“When I get up out the bed—I’m old as fuck—I do a hundred pushups and a hundred sit-ups after I have sex to see if I still got it,” he explains matter-of-factly. “Then I get up. I might run like three or four miles. I start the day at like six in the morning. I take my daughter to school at 8:30 a.m. then pick up my son for daycare.
“At night, after I put the kids to sleep at 8:30 p.m., I’m rapping in the studio or writing a script or just vibing out. I got my studio in my house, so I’m just in there really just smoking, man. That shit like a black hole. It’s like all black, black walls. You can’t even see nothing, it’s all dark. So I be in there just creating. I go into my creative mode day-to-day.”
His affinity for cannabis earned him a dishonorable discharge from the Army at 20 years old, right when he started rapping.
“I was selling weed and smoking it,” he said. “You can’t do both. So it was either that or being in the Army. I had to get out of there.”
Gibbs now has a life he never would have imagined—Grammy Award nomination, deal with Atlantic Records, creative freedom and the ability to work with some of the biggest artists in the music business, something he struggles to wrap his head around.
“I can’t believe it sometimes,” he says. “I’m blessed, man. It’s God. It’s prayer. Like my mama said, ‘Favor ain’t fair.’ You God’s favorite if he put you in positions, so it is what it is. I got to give my glory to God. It ain’t me. God gave me the talent.”

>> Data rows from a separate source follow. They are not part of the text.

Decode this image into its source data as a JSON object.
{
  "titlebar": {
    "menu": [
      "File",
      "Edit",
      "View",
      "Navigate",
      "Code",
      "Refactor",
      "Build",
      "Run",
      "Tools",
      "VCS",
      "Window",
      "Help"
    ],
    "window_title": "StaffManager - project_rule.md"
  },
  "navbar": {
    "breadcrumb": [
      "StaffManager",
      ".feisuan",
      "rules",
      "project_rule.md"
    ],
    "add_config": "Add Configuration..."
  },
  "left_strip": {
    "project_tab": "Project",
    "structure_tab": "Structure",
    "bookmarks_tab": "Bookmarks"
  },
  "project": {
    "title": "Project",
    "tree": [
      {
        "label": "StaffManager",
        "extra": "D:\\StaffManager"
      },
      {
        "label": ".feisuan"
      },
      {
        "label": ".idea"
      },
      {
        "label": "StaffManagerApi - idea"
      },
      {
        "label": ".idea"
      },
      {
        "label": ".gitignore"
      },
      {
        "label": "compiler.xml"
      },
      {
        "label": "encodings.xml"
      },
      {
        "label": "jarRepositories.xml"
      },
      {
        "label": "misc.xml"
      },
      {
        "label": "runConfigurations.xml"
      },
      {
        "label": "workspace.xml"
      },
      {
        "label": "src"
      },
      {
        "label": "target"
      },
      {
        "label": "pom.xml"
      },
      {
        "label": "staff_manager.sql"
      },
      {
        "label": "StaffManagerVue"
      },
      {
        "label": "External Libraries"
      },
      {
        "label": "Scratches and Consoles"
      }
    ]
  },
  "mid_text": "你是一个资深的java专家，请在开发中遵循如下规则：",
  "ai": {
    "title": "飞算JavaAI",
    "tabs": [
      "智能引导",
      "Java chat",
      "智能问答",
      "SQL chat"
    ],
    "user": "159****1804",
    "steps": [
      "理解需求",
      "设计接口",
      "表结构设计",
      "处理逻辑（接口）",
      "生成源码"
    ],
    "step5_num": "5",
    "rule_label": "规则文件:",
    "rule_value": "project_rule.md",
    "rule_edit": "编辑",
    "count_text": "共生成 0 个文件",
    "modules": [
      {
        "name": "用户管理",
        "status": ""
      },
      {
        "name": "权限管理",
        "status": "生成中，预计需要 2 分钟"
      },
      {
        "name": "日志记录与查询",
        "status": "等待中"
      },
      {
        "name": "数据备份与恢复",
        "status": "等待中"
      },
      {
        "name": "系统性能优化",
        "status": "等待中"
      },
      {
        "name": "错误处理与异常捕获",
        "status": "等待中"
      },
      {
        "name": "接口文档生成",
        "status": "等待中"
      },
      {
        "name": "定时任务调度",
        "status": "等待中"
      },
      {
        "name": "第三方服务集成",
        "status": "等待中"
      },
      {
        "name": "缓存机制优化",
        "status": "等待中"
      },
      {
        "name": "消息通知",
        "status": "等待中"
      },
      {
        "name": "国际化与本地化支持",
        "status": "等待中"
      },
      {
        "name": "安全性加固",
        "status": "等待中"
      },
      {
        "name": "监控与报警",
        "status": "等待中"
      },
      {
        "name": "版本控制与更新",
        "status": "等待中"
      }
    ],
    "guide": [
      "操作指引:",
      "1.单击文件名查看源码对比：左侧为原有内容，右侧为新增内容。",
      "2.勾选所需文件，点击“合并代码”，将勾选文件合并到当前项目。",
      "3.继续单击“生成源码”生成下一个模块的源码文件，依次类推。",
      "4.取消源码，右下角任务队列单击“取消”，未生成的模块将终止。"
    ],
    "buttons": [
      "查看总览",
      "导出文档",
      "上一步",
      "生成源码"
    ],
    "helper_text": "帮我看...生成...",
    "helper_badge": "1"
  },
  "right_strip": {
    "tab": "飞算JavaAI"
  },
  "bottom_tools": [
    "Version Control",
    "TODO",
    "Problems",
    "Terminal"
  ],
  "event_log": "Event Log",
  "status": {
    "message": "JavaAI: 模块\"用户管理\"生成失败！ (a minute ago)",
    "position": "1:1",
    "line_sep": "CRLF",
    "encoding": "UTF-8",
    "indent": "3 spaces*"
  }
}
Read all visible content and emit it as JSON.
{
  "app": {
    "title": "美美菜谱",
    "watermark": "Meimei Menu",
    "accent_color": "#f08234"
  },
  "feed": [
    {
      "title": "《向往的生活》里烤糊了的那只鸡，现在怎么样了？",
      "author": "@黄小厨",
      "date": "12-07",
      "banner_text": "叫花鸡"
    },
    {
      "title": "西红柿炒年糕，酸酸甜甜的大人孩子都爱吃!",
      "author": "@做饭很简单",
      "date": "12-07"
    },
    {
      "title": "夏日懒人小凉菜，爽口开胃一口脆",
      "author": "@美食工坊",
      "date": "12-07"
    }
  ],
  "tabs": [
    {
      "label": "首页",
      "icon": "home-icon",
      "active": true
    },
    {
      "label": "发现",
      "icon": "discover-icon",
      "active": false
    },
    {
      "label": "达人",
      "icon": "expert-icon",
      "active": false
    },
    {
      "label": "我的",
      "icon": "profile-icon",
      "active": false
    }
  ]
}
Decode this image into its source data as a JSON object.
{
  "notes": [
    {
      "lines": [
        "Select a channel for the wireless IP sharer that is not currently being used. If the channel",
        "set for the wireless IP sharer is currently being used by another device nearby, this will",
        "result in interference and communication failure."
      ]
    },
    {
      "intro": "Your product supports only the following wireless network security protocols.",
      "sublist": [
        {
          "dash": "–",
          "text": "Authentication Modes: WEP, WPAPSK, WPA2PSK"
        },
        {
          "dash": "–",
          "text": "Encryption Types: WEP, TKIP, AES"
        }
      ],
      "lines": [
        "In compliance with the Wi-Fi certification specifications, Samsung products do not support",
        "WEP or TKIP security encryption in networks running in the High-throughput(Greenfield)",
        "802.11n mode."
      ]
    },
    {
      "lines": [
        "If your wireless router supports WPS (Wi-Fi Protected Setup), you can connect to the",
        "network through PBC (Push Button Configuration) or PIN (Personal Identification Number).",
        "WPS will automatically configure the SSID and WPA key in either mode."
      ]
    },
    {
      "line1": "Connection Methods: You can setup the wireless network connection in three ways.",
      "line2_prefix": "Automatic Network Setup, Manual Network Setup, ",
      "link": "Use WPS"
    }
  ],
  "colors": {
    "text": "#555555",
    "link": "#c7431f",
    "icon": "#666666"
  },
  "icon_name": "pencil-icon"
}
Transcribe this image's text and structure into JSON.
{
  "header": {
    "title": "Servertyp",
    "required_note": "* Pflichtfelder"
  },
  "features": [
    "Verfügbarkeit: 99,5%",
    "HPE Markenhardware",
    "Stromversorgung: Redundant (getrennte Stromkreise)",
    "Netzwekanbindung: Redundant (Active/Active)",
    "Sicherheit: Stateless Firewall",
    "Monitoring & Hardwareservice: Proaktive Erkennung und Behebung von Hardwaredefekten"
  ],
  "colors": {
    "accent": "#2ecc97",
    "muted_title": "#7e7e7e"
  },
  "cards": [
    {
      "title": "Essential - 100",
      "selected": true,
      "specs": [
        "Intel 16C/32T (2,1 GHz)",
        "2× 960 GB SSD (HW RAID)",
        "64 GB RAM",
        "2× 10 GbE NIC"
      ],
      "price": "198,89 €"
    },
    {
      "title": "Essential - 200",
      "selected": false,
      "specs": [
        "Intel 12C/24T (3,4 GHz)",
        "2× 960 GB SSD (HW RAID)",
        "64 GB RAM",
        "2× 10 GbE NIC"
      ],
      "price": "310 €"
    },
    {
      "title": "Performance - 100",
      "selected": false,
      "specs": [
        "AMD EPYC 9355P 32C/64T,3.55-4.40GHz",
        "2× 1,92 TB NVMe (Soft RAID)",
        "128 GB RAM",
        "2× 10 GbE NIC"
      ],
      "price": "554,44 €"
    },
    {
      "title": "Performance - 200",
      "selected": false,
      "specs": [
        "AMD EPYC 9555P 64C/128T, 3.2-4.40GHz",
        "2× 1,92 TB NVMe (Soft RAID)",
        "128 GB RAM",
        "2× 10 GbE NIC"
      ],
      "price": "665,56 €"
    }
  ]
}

This interview has been edited for length and clarity. It was published in the January 2023 issue of High Times Magazine.